Your answer must be a single number: the count of lines in the records below that include the string "Wstaw".

[Component data from apps and pages]
- Opening Delimiter -

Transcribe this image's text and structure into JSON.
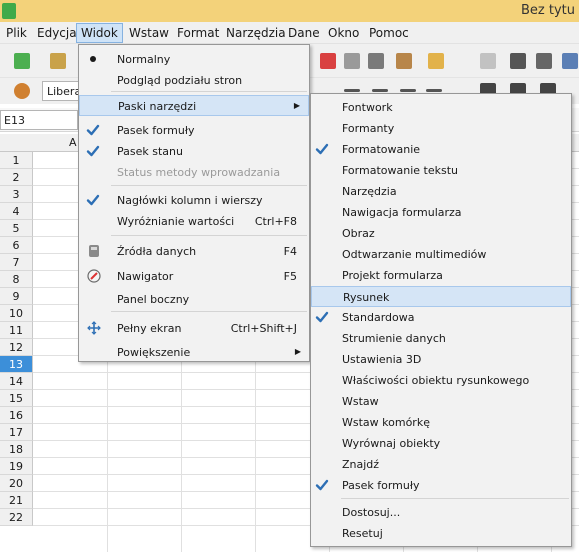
{
  "window": {
    "title": "Bez tytu"
  },
  "menubar": [
    "Plik",
    "Edycja",
    "Widok",
    "Wstaw",
    "Format",
    "Narzędzia",
    "Dane",
    "Okno",
    "Pomoc"
  ],
  "toolbar": {
    "font_name": "Libera"
  },
  "formula_bar": {
    "name_box": "E13"
  },
  "grid": {
    "column_a": "A",
    "rows": [
      "1",
      "2",
      "3",
      "4",
      "5",
      "6",
      "7",
      "8",
      "9",
      "10",
      "11",
      "12",
      "13",
      "14",
      "15",
      "16",
      "17",
      "18",
      "19",
      "20",
      "21",
      "22"
    ],
    "selected_row": "13"
  },
  "view_menu": {
    "items": [
      {
        "label": "Normalny",
        "mark": "bullet"
      },
      {
        "label": "Podgląd podziału stron"
      },
      {
        "label": "Paski narzędzi",
        "submenu": true,
        "highlighted": true
      },
      {
        "label": "Pasek formuły",
        "mark": "check"
      },
      {
        "label": "Pasek stanu",
        "mark": "check"
      },
      {
        "label": "Status metody wprowadzania",
        "disabled": true
      },
      {
        "label": "Nagłówki kolumn i wierszy",
        "mark": "check"
      },
      {
        "label": "Wyróżnianie wartości",
        "shortcut": "Ctrl+F8"
      },
      {
        "label": "Źródła danych",
        "shortcut": "F4",
        "icon": "database-icon"
      },
      {
        "label": "Nawigator",
        "shortcut": "F5",
        "icon": "navigator-compass-icon"
      },
      {
        "label": "Panel boczny"
      },
      {
        "label": "Pełny ekran",
        "shortcut": "Ctrl+Shift+J",
        "icon": "fullscreen-icon"
      },
      {
        "label": "Powiększenie",
        "submenu": true
      }
    ]
  },
  "toolbars_submenu": {
    "items": [
      {
        "label": "Fontwork"
      },
      {
        "label": "Formanty"
      },
      {
        "label": "Formatowanie",
        "checked": true
      },
      {
        "label": "Formatowanie tekstu"
      },
      {
        "label": "Narzędzia"
      },
      {
        "label": "Nawigacja formularza"
      },
      {
        "label": "Obraz"
      },
      {
        "label": "Odtwarzanie multimediów"
      },
      {
        "label": "Projekt formularza"
      },
      {
        "label": "Rysunek",
        "highlighted": true
      },
      {
        "label": "Standardowa",
        "checked": true
      },
      {
        "label": "Strumienie danych"
      },
      {
        "label": "Ustawienia 3D"
      },
      {
        "label": "Właściwości obiektu rysunkowego"
      },
      {
        "label": "Wstaw"
      },
      {
        "label": "Wstaw komórkę"
      },
      {
        "label": "Wyrównaj obiekty"
      },
      {
        "label": "Znajdź"
      },
      {
        "label": "Pasek formuły",
        "checked": true
      },
      {
        "label": "Dostosuj..."
      },
      {
        "label": "Resetuj"
      }
    ]
  },
  "colors": {
    "highlight": "#d5e5f6",
    "check": "#2d6fb5",
    "selected_row_header": "#3c8fd9"
  }
}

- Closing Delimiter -

[TASK RESULT]: 3